Four more people belonging to the gay and lesbian community urged the Delhi high court on Thursday to declare that marriages between any two persons irrespective of their sex be solemnised under the Special Marriage Act (SMA).
The Delhi government in response to a similar petition filed earlier has said that there is no provision in the SMA under which two women can be married, and it would be willing to abide by the court's direction.
The latest petition is in addition to three pleas already before the high court seeking recognition of same sex marriages under the SMA, Hindu Marriage Act (HMA)and Foreign Marriage Act (FMA).
A bench of Justices Rajiv Sahai Endlaw and Amit Bansal sought response of the Centre on the joint plea by three men and a woman, who have urged the court to also declare that the SMA applies, regardless of sex, to any two persons who wish to marry by reading down any gender or sexuality-based restrictions contained in the Act.
In their plea, filed through advocates Meghna Mishra and Tahira from Karanjawala and Co law firm, the petitioners have also sought that the provisions in the SMA which require a 'male' and a 'female' for solemnisation of a marriage be declared as unconstitutional unless they are read as 'neutral to gender identity and sexual orientation'.
During the hearing, the central government assured the bench that it would file a reply to the earlier petitions during the course of the day and the court listed all the four petitions, including the latest one, on April 20.
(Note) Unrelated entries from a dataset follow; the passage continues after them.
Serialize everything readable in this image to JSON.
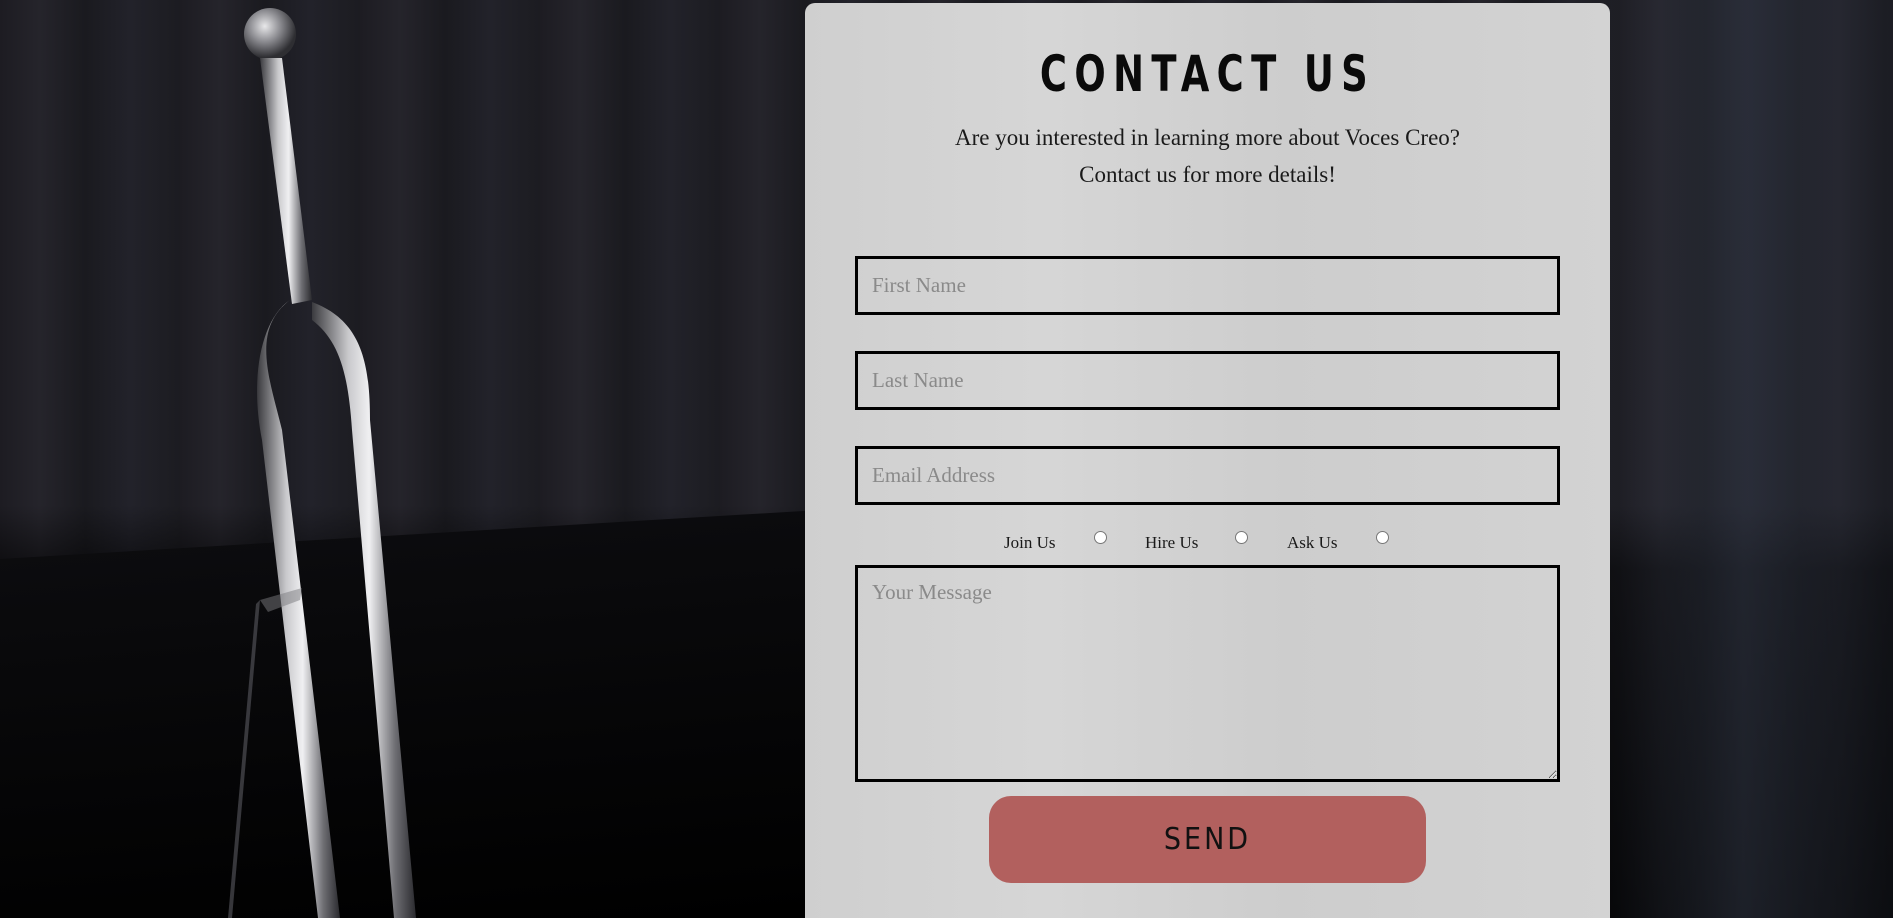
{
  "contact": {
    "title": "CONTACT US",
    "subtitle_line1": "Are you interested in learning more about Voces Creo?",
    "subtitle_line2": "Contact us for more details!"
  },
  "form": {
    "first_name_placeholder": "First Name",
    "last_name_placeholder": "Last Name",
    "email_placeholder": "Email Address",
    "radio_options": [
      "Join Us",
      "Hire Us",
      "Ask Us"
    ],
    "message_placeholder": "Your Message",
    "send_label": "SEND"
  },
  "colors": {
    "card_background": "#d2d2d2",
    "send_button": "#b2605e",
    "field_border": "#000000"
  }
}
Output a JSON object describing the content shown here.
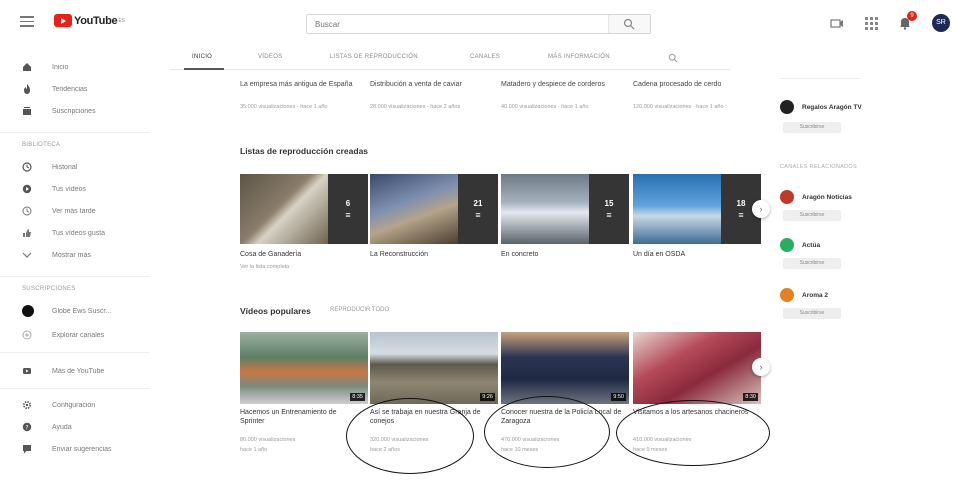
{
  "header": {
    "logo_text": "YouTube",
    "logo_superscript": "ES",
    "search_placeholder": "Buscar",
    "notification_count": "9",
    "avatar_initials": "SR"
  },
  "sidebar": {
    "items_top": [
      {
        "label": "Inicio",
        "icon": "home-icon"
      },
      {
        "label": "Tendencias",
        "icon": "fire-icon"
      },
      {
        "label": "Suscripciones",
        "icon": "subscriptions-icon"
      }
    ],
    "library_heading": "Biblioteca",
    "items_library": [
      {
        "label": "Historial",
        "icon": "history-icon"
      },
      {
        "label": "Tus vídeos",
        "icon": "my-videos-icon"
      },
      {
        "label": "Ver más tarde",
        "icon": "watch-later-icon"
      },
      {
        "label": "Tus vídeos gusta",
        "icon": "liked-icon"
      },
      {
        "label": "Mostrar más",
        "icon": "chevron-down-icon"
      }
    ],
    "subs_heading": "Suscripciones",
    "sub_channel": "Globe Ews Suscr...",
    "explore_channels": "Explorar canales",
    "more_from": "Más de YouTube",
    "items_bottom": [
      {
        "label": "Configuración",
        "icon": "gear-icon"
      },
      {
        "label": "Ayuda",
        "icon": "help-icon"
      },
      {
        "label": "Enviar sugerencias",
        "icon": "feedback-icon"
      }
    ]
  },
  "tabs": [
    {
      "label": "Inicio",
      "active": true
    },
    {
      "label": "Vídeos",
      "active": false
    },
    {
      "label": "Listas de reproducción",
      "active": false
    },
    {
      "label": "Canales",
      "active": false
    },
    {
      "label": "Más información",
      "active": false
    }
  ],
  "prev_row": [
    {
      "title": "La empresa más antigua de España",
      "meta": "35.000 visualizaciones · hace 1 año"
    },
    {
      "title": "Distribución a venta de caviar",
      "meta": "28.000 visualizaciones · hace 2 años"
    },
    {
      "title": "Matadero y despiece de corderos",
      "meta": "40.000 visualizaciones · hace 1 año"
    },
    {
      "title": "Cadena procesado de cerdo",
      "meta": "120.000 visualizaciones · hace 1 año"
    }
  ],
  "playlists": {
    "heading": "Listas de reproducción creadas",
    "items": [
      {
        "title": "Cosa de Ganadería",
        "link": "Ver la lista completa",
        "count": "6"
      },
      {
        "title": "La Reconstrucción",
        "link": "",
        "count": "21"
      },
      {
        "title": "En concreto",
        "link": "",
        "count": "15"
      },
      {
        "title": "Un día en OSDA",
        "link": "",
        "count": "18"
      }
    ]
  },
  "popular": {
    "heading": "Vídeos populares",
    "play_all": "Reproducir todo",
    "items": [
      {
        "title": "Hacemos un Entrenamiento de Sprinter",
        "meta1": "80.000 visualizaciones",
        "meta2": "hace 1 año",
        "duration": "8:35"
      },
      {
        "title": "Así se trabaja en nuestra Granja de conejos",
        "meta1": "320.000 visualizaciones",
        "meta2": "hace 2 años",
        "duration": "9:26"
      },
      {
        "title": "Conocer nuestra de la Policía Local de Zaragoza",
        "meta1": "470.000 visualizaciones",
        "meta2": "hace 10 meses",
        "duration": "9:50"
      },
      {
        "title": "Visitamos a los artesanos chacineros",
        "meta1": "410.000 visualizaciones",
        "meta2": "hace 9 meses",
        "duration": "8:30"
      }
    ]
  },
  "right_column": {
    "featured_channel": "Regalos Aragón TV",
    "related_heading": "Canales relacionados",
    "channels": [
      {
        "name": "Aragón Noticias",
        "color": "#c0392b"
      },
      {
        "name": "Actúa",
        "color": "#27ae60"
      },
      {
        "name": "Aroma 2",
        "color": "#e67e22"
      }
    ],
    "subscribe_label": "Suscribirse"
  }
}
Meanwhile, Delhi government has filed its response to one of the petitions moved by two women seeking to get married under the SMA and challenging provisions of the statute to the extent it does not provide for same sex marriages.
It has said that there was no provision in the SMA under which the two women can be married and their marriage be registered.
The Delhi government also said that it was 'ready and willing to abide by the directions' of the court.
The latest petition has said that three of the petitioners have gone abroad as Indian laws do not recognise same sex couples or marriages and such relationships do not enjoy the same benefits as those enjoyed by heterosexual couples.
The fourth petitioner is also contemplating going abroad to be with his partner as laws here do not recognise same sex relationships, the petition has said.
In the first petition on the issue before the high court, Abhijit Iyer Mitra and three others have contended that marriages between same sex couples are not possible despite the Supreme Court decriminalising consensual homosexual acts and sought a declaration to recognise same sex marriages under the HMA and SMA.
The two other pleas are -- one filed by two women seeking to get married under the SMA and challenging provisions of the statute to the extent it does not provide for same sex marriages, and the other by two men who got married in the US but were denied registration of their marriage under the Foreign Marriage Act (FMA).
The two women and the two men, who got married abroad, have been represented by senior advocate Menaka Guruswamy and advocates Arundhati Katju, Govind Manoharan and Surabhi Dhar.
The plea by equal rights activists Mitra, Gopi Shankar M, Giti Thadani and G Oorvasi was filed through advocates Raghav Awasthi with Mukesh Sharma.
Mitra and others, in their petition, have contended that homosexuality has been decriminalised by the apex court but same sex marriages are still not being allowed under the HMA provisions.
'This is despite the fact that the said Act does not distinguish between heterosexual and homosexual marriage if one were to go by how it has been worded. It very clearly states that marriage can indeed be solemnised between 'any two Hindus'.
'In this view of the matter, it can be stated that it is against the constitutional mandate of non-arbitrariness if the said right is not extended to homosexual apart from heterosexual couples,' the petition has said.
The denial of this right to homosexual couples is also against the mandate of various international conventions that India is signatory to, the plea said.
The Centre had earlier told the high court that marriage between same sex couples was 'not permissible' as it was not recognised by 'our laws, legal system, society and our values'.
The petition by Mitra has said the case for extending the same right of marriage to 'lesbian, gay, bisexual and transgender' (LGBT) persons as those enjoyed by everyone else is neither radical nor complicated and rests on two fundamental principles that underpin International Human Rights Law -- equality and non-discrimination.
The two women petitioners, aged 47 and 36, have contended that not being allowed to get married has denied them several rights -- liking owning a house, opening a bank account, family life insurance -- which opposite sex couples take for granted.
The two men, who got married in the US, have said that their marriage was not registered under the FMA by the Indian consulate as they were a same sex couple.
'The Indian consulate would have registered the marriage of any similarly placed opposite sex couple,' they have contended.
The couple, in relationship since 2012 and got married in 2017, have also claimed that during the COVID-19 pandemic, non recognition of their marriage by the laws here continues to disentitle them to travel as a married couple to India and spend time with their families.